The Rhone wine region might very well be the home of some of the oldest vineyards in the world. This region experienced somewhat of a renaissance in the 1930's, and today it competes in popularity with some of the more well-known and appreciated wine regions in France, including the prestigious Bourgogne and Bordeaux regions. The varied topography and climate of the Rhone region lends especially well to growing a variety of grapes, thereby allowing growers to produce a wide variety of wines.
The Ancient Rhone Wine Region
The southern portion of the Rhone wine region planted vineyards as early as the 4th century B.C. As the Romans made their way into France and founded the city of Vienne, they began the arduous task of planting these vineyards and shipping the wine produced back to the wealthy and elite citizens of the Roman Empire. However, with the collapse of the Empire, these vineyards fell into disrepair, and sat idle for most of a millennium.
As the Dark Ages drew to a close and Catholicism rose to power, their taste for excellent wines led to a rejuvenation of the Rhone wine region. The northern vineyards were established closer to the 1st century B.C. Though well capable of producing excellent wines, Rhone was overshadowed by the more popular and notable regions of Bourgogne and Bordeaux.
The Rhone Wine Country Rejuvenated
In the 1930's, a wine grower named Baron Le Roy of the Rhone region became one of the most influential people in establishing guidelines to assure the quality and consistency of French wines. He successfully championed to limit the growing areas, varieties of grapes grown, methods of cultivation, and the minimum alcohol content of the wines. His activism led to an increased awareness of Rhone wines. Between the 1960's and 1980's, connoisseurs looking for new and interesting wines began paying more attention to Rhone, and its popularity has steadily improved since. As French river cruises came into vogue, even more wine lovers discovered the secrets hidden amid the ancient vineyards here.
The Rhone Wine Country Today
The southern part of the Rhone wine region encompasses topography ranging from high mountain peaks to deep valleys. Similar to the typical Mediterranean climate, the southern part of the region experiences mild winters and sometimes brutally hot summers. This variation in temperature, altitude, sunlight, and rain allows southern growers to produce a plethora of red and white grapes, and this variation has given them a tendency to produce mixed wines, showcasing their wide range of flavors and bouquets. For example, the Chateauneuf du Pape is comprised of no fewer than 13 different types of grapes!
The Cotes du Rhone wines of the south -- including a variety of reds, whites, and rose -- are often exquisite, but the quality of these wines is quite varied.

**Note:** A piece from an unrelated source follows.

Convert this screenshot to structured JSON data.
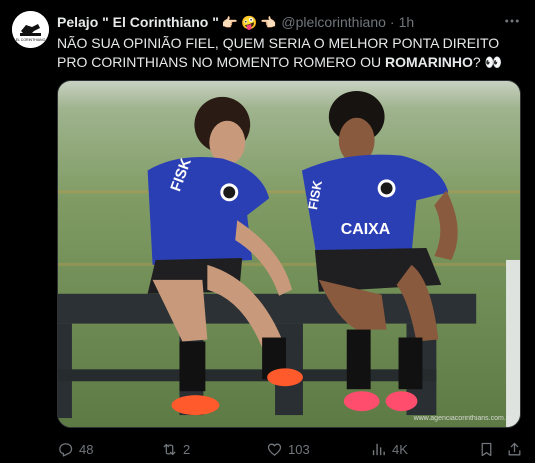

It's common for people who have shunned the Cotes du Rhone wines to find one they are particularly fond of when visiting the area via French river cruises. But aside from these accidentally-discovered treasures, Cotes du Rhone hasn't caught on as well as the more popular wines of the Rhone region, like the un-aged whites of Condrieu or the varied reds and whites of Chateauneuf du Pape.
The northern region is comparatively much cooler, experiencing sometimes severe winters and mild summers. This region is well-suited to growing Syrah, and indeed, most of the northern Rhone wines are reds. Syrah is featured prominently in these wines, notably the Cote Rotie and Hermitage wines, which are known for their rich, complex flavors and the ability to age extremely well. These desirable wines tend to be on the expensive side, but their quality is consistently extraordinary.
With all of the variation, rich history, and spectacular countryside, it is little wonder that the world eventually found and embraced the Rhone wine region.
AmaWaterways offers French river cruises featuring stops in all of the renowned wine regions of France, including the historied Rhone wine region. Not only can you visit these ancient vineyards and sample their delectable wines, you can see the stunning mountains, valleys, and rivers, including the Rhone, that make wine growing possible here.